I recapped Evbuomwan’s two most fruitful games with Memphis. While he’s only played eight minutes in Detroit, there was plenty to watch as he battled against Kevin Durant’s Phoenix Suns.

In a 116-100 loss in Phoenix on Valentine’s Day, Evbuomwan got real rotation minutes in the first half. He checked in with 5:37 left in the second quarter and the woeful Pistons already down 19. (Unlike the Knicks’ public address announcer, the Suns’ PA man pronounced his last name without issue!)

His defensive role at first was hanging with Eric Gordon and Suns’ tertiary guys. The Pistons forced a shot-clock violation in his first defensive possession, albeit with Evbuomwan mostly off-ball.

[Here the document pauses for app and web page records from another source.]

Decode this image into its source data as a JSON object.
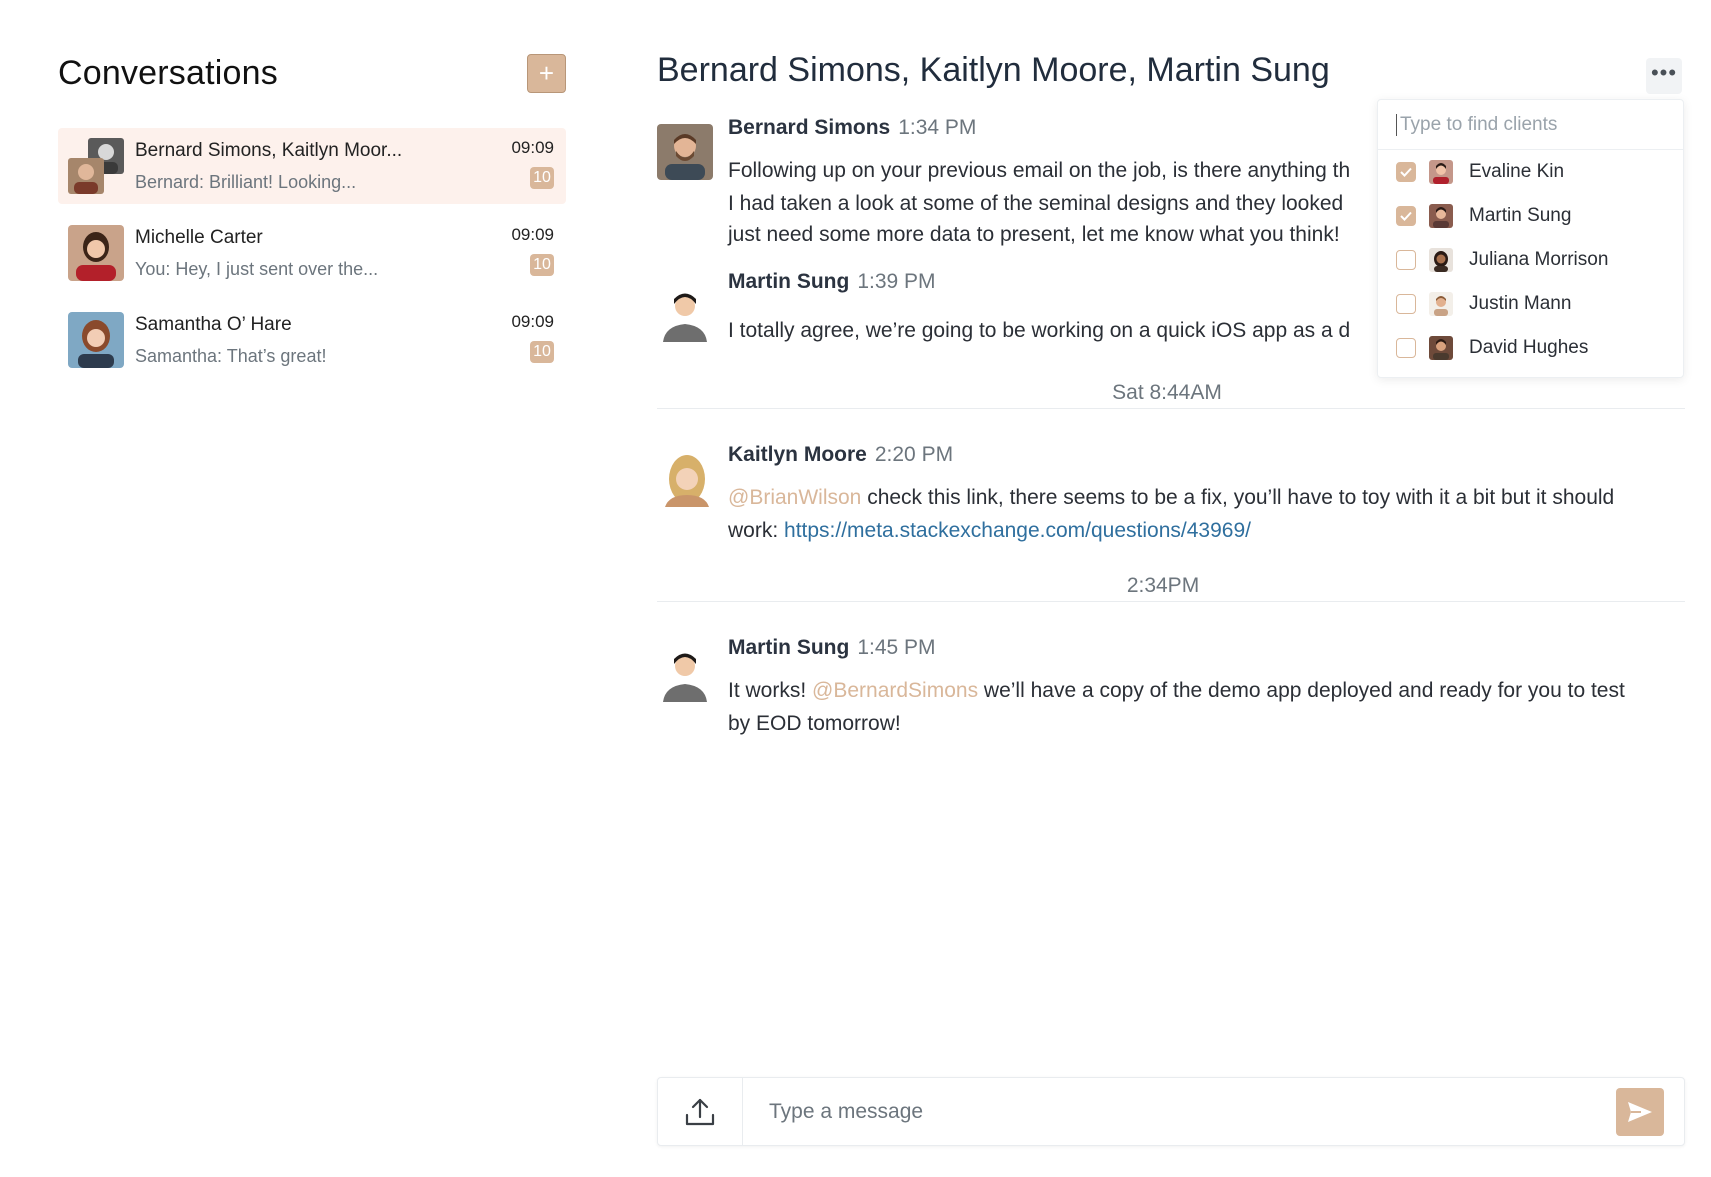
{
  "sidebar": {
    "title": "Conversations",
    "add_label": "+",
    "conversations": [
      {
        "name": "Bernard Simons, Kaitlyn Moor...",
        "preview": "Bernard: Brilliant! Looking...",
        "time": "09:09",
        "badge": "10",
        "active": true
      },
      {
        "name": "Michelle Carter",
        "preview": "You: Hey, I just sent over the...",
        "time": "09:09",
        "badge": "10",
        "active": false
      },
      {
        "name": "Samantha O’ Hare",
        "preview": "Samantha: That’s great!",
        "time": "09:09",
        "badge": "10",
        "active": false
      }
    ]
  },
  "chat": {
    "title": "Bernard Simons, Kaitlyn Moore, Martin Sung",
    "more_label": "•••",
    "messages": [
      {
        "author": "Bernard Simons",
        "time": "1:34 PM",
        "lines": [
          "Following up on your previous email on the job, is there anything th",
          "I had taken a look at some of the seminal designs and they looked",
          "just need some more data to present, let me know what you think!"
        ]
      },
      {
        "author": "Martin Sung",
        "time": "1:39 PM",
        "lines": [
          "I totally agree, we’re going to be working on a quick iOS app as a d"
        ]
      },
      {
        "author": "Kaitlyn Moore",
        "time": "2:20 PM",
        "mention": "@BrianWilson",
        "text_after_mention": " check this link, there seems to be a fix, you’ll have to toy with it a bit but it should",
        "line2_prefix": "work: ",
        "link": "https://meta.stackexchange.com/questions/43969/"
      },
      {
        "author": "Martin Sung",
        "time": "1:45 PM",
        "prefix": "It works! ",
        "mention": "@BernardSimons",
        "text_after_mention": " we’ll have a copy of the demo app deployed and ready for you to test",
        "line2": "by EOD tomorrow!"
      }
    ],
    "dividers": [
      "Sat 8:44AM",
      "2:34PM"
    ]
  },
  "composer": {
    "placeholder": "Type a message"
  },
  "dropdown": {
    "placeholder": "Type to find clients",
    "clients": [
      {
        "name": "Evaline Kin",
        "checked": true
      },
      {
        "name": "Martin Sung",
        "checked": true
      },
      {
        "name": "Juliana Morrison",
        "checked": false
      },
      {
        "name": "Justin Mann",
        "checked": false
      },
      {
        "name": "David Hughes",
        "checked": false
      }
    ]
  },
  "colors": {
    "accent": "#d9b79a",
    "active_bg": "#fdf1ec",
    "link": "#2f6f9e"
  }
}
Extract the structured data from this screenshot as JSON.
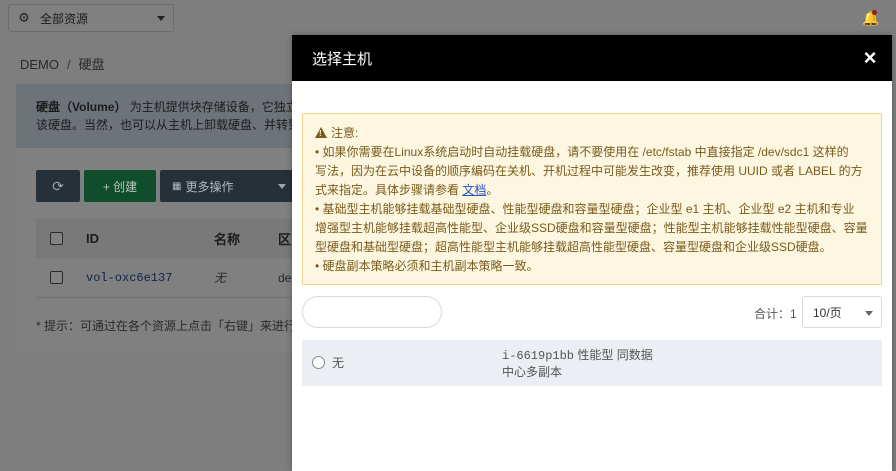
{
  "topbar": {
    "resource_select": "全部资源",
    "icons": {
      "resource": "gear-icon",
      "notifications": "bell-icon"
    }
  },
  "breadcrumb": {
    "root": "DEMO",
    "separator": "/",
    "current": "硬盘"
  },
  "intro": {
    "title": "硬盘（Volume）",
    "line1_rest": "为主机提供块存储设备，它独立",
    "line2": "该硬盘。当然，也可以从主机上卸载硬盘、并转到"
  },
  "toolbar": {
    "refresh_icon": "refresh-icon",
    "create_label": "+ 创建",
    "more_label": "更多操作"
  },
  "table": {
    "columns": [
      "ID",
      "名称",
      "区"
    ],
    "rows": [
      {
        "id": "vol-oxc6e137",
        "name": "无",
        "region": "de"
      }
    ]
  },
  "hint": "* 提示：可通过在各个资源上点击「右键」来进行",
  "modal": {
    "title": "选择主机",
    "close_label": "×",
    "notice": {
      "heading": "注意:",
      "lines": [
        "• 如果你需要在Linux系统启动时自动挂载硬盘，请不要使用在 /etc/fstab 中直接指定 /dev/sdc1 这样的",
        "写法，因为在云中设备的顺序编码在关机、开机过程中可能发生改变，推荐使用 UUID 或者 LABEL 的方",
        "• 基础型主机能够挂载基础型硬盘、性能型硬盘和容量型硬盘；企业型 e1 主机、企业型 e2 主机和专业",
        "增强型主机能够挂载超高性能型、企业级SSD硬盘和容量型硬盘；性能型主机能够挂载性能型硬盘、容量",
        "型硬盘和基础型硬盘；超高性能型主机能够挂载超高性能型硬盘、容量型硬盘和企业级SSD硬盘。",
        "• 硬盘副本策略必须和主机副本策略一致。"
      ],
      "line3_prefix": "式来指定。具体步骤请参看 ",
      "link": "文档",
      "line3_suffix": "。"
    },
    "search": {
      "placeholder": ""
    },
    "total_label": "合计：1",
    "page_size": "10/页",
    "host": {
      "name": "无",
      "id": "i-6619p1bb",
      "desc1": "性能型 同数据",
      "desc2": "中心多副本"
    }
  }
}
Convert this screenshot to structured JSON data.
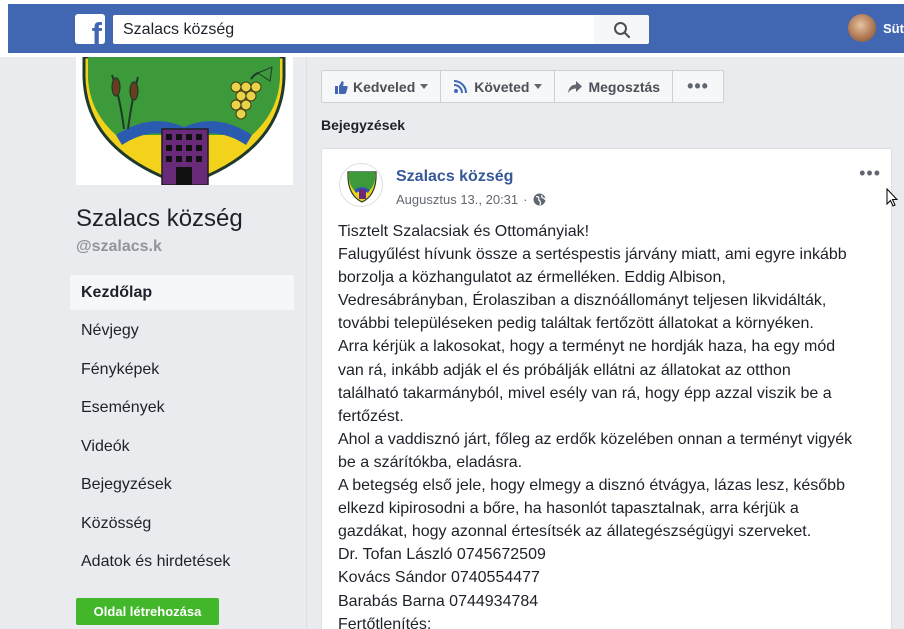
{
  "topbar": {
    "search_value": "Szalacs község",
    "user_name": "Süt"
  },
  "page": {
    "name": "Szalacs község",
    "handle": "@szalacs.k"
  },
  "nav": {
    "items": [
      {
        "label": "Kezdőlap",
        "active": true
      },
      {
        "label": "Névjegy"
      },
      {
        "label": "Fényképek"
      },
      {
        "label": "Események"
      },
      {
        "label": "Videók"
      },
      {
        "label": "Bejegyzések"
      },
      {
        "label": "Közösség"
      },
      {
        "label": "Adatok és hirdetések"
      }
    ],
    "create_button": "Oldal létrehozása"
  },
  "actions": {
    "like": "Kedveled",
    "follow": "Követed",
    "share": "Megosztás",
    "more": "•••"
  },
  "section_title": "Bejegyzések",
  "post": {
    "author": "Szalacs község",
    "date": "Augusztus 13., 20:31",
    "separator": "·",
    "menu": "•••",
    "lines": [
      "Tisztelt Szalacsiak és Ottományiak!",
      "Falugyűlést hívunk össze a sertéspestis járvány miatt, ami egyre inkább",
      "borzolja a közhangulatot az érmelléken. Eddig Albison,",
      "Vedresábrányban, Érolasziban a disznóállományt teljesen likvidálták,",
      "további településeken pedig találtak fertőzött állatokat a környéken.",
      "Arra kérjük a lakosokat, hogy a terményt ne hordják haza, ha egy mód",
      "van rá, inkább adják el és próbálják ellátni az állatokat az otthon",
      "található takarmányból, mivel esély van rá, hogy épp azzal viszik be a",
      "fertőzést.",
      "Ahol a vaddisznó járt, főleg az erdők közelében onnan a terményt vigyék",
      "be a szárítókba, eladásra.",
      "A betegség első jele, hogy elmegy a disznó étvágya, lázas lesz, később",
      "elkezd kipirosodni a bőre, ha hasonlót tapasztalnak, arra kérjük a",
      "gazdákat, hogy azonnal értesítsék az állategészségügyi szerveket.",
      "Dr. Tofan László 0745672509",
      "Kovács Sándor 0740554477",
      "Barabás Barna 0744934784",
      "Fertőtlenítés:"
    ]
  },
  "colors": {
    "brand_blue": "#4267b2",
    "link_blue": "#365899",
    "create_green": "#42b72a",
    "page_bg": "#e9ebee"
  }
}
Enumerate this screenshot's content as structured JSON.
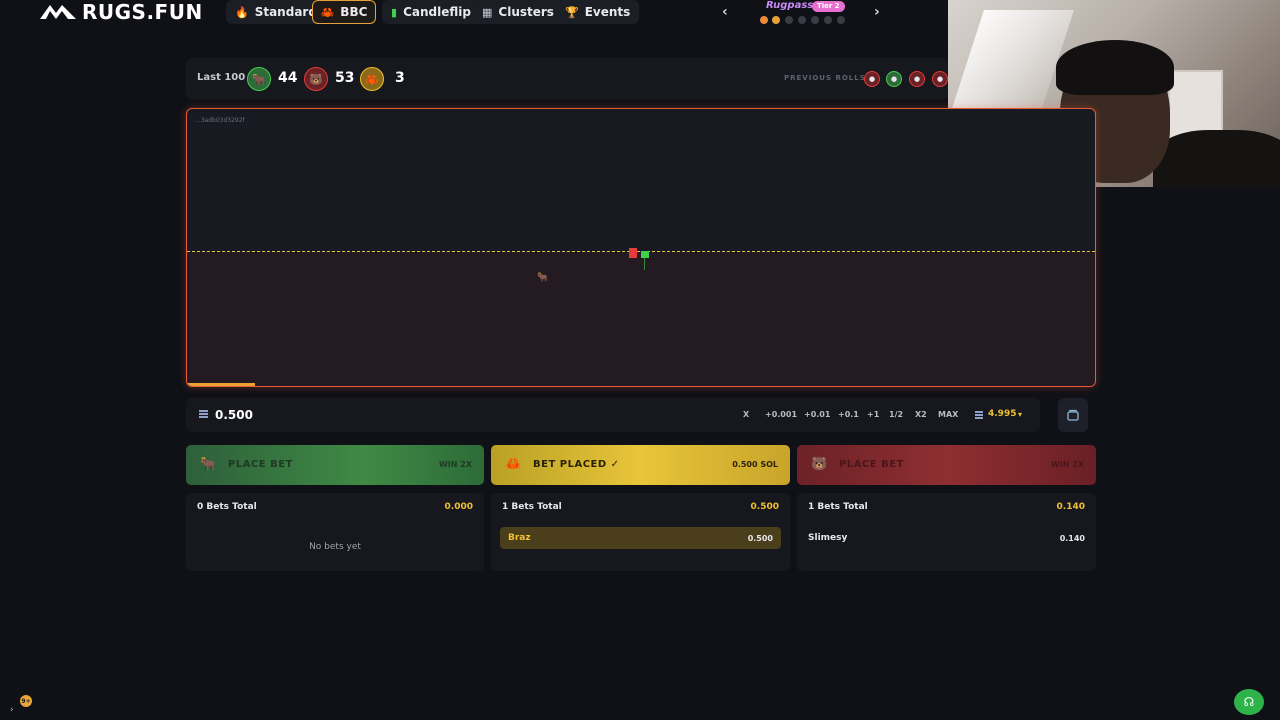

With Durant (lightly) guarding him on the other end, Tosan ended up handling the 14-time All-Star in some crossmatches. He held his own on a contest against KD at the rim and picked him up above the three-point arc and navigated a screen well while Durant fired a quality assist. He even earned his first career steal by getting back in transition and interrupting Durant in the open court.

For the last three minutes of the half, Evbuomwan took over as Durant’s primary defender. He fouled him navigating an off-ball screen, giving KD two free throws, but he did fine work staying with the former MVP in the mid-post. Still, Durant was able to use his 6-foot-11 frame to nail the jumper over the outstretched Ivy alum.

His defensive highlight of the night came in garbage time when he returned to the game for the final three minutes of the fourth quarter. Taking on Théo Maledon in transition, he stayed with the speedy guard step-for-step and avoided fouling. He ultimately forced Maledon into an errant floater while getting whistled for a travel.

That’s me in the corner

In Evbuomwan’s first half minutes, his teammates barely looked at him. His role was primarily to stand in the corner. He made some fine cuts and got into good offensive rebounding position twice but on shots the Pistons made.

For the rest of those five and half minutes, Tosan stood by as his teammates made some horrendous passes. Tossing crosscourt to no one, hitting people in the first row, etc. It wasn’t pretty and easily explained the Suns’ hefty advantage.

In garbage time to close the fourth, Evbuomwan was finally an active participant in the offense. He set a few pin-down screens for Mike Muscala and also set more screens for point guard Marcus Sasser.

Sasser and Evbuomwan had some decent chemistry after an early mishap. On their first pick and roll, Sasser’s dump-off past into the post was mediocre and Tosan couldn’t handle it, leading to the Pistons’ maintaining the ball out of bounds. The Pistons left him wide open in the corner on the next play and Sasser nailed him for an easy trey.

On the next possession, Tosan rolled after a screen up top for Sasser and again benefitted from a great wraparound pass from Sasser, scoring an easy layup.

Finally, Evbuomwan crashed the glass late and helped deflect a ball to Muscala for an easy layup.

He wasn’t asked to do much in the halfcourt defensively in garbage time. Funnily enough, it took until his fifth NBA game to guard an ex-teammate, assigned fellow former Grizzly David Roddy, who barely saw the ball. The closest thing to a highlight was when he gobbled up a contested rebound despite Saben Lee crashing the glass.

Tosan Evbuomwan contributed five points on 2-for-2 shooting from the field and two rebounds in 8:24 of playing time for the Detroit Pistons in their 116-100 loss at the Phoenix Suns on Feb. 14. (Bally Sports TV broadcast)


Look, it’s eight minutes and the Pistons are rough to watch. Despite a paucity of high-quality teammates, Evbuomwan is simply asked to be a role player. Five games into his NBA career, he’s handling that just fine. With a two-way contract secured, he’s going to get more chances from the back of the bench, an exciting moment for the Ivy League … even Penn fans like me.